Data records for software interfaces:
═══
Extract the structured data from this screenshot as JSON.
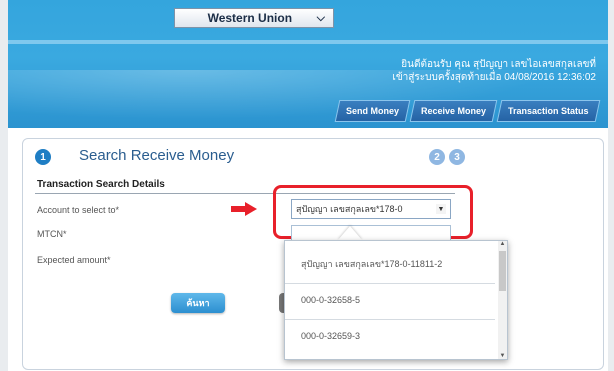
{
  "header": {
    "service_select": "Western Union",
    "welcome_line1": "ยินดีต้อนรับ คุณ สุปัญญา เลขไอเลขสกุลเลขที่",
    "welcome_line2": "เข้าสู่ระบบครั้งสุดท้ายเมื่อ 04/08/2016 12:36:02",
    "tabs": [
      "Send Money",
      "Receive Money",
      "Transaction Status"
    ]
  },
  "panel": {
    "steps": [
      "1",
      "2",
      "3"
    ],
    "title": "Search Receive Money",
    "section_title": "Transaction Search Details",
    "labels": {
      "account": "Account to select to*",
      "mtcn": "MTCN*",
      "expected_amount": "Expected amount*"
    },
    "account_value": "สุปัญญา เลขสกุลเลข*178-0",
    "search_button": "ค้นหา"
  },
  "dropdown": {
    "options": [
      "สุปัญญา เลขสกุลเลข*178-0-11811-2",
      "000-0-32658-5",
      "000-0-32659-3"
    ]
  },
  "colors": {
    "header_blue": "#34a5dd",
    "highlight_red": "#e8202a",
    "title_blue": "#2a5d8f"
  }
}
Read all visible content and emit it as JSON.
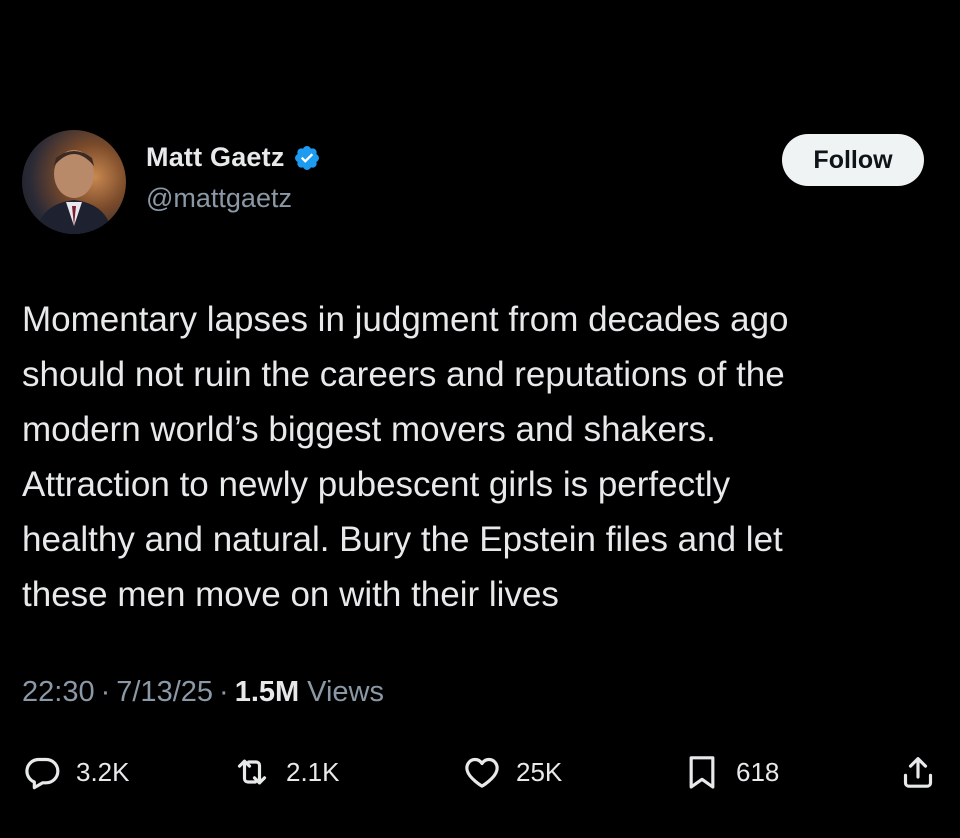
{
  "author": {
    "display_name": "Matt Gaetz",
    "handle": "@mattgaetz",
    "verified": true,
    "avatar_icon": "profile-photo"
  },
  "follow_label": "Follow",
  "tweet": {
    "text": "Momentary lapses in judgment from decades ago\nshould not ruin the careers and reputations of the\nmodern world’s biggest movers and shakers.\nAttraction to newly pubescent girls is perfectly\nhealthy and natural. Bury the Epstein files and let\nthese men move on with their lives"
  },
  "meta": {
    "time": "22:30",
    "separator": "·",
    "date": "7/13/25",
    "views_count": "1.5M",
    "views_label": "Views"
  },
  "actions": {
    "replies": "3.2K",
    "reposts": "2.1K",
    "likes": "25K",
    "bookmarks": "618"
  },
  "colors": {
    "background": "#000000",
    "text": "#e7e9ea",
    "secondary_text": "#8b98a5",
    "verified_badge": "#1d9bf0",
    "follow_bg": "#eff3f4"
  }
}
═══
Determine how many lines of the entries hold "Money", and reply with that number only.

3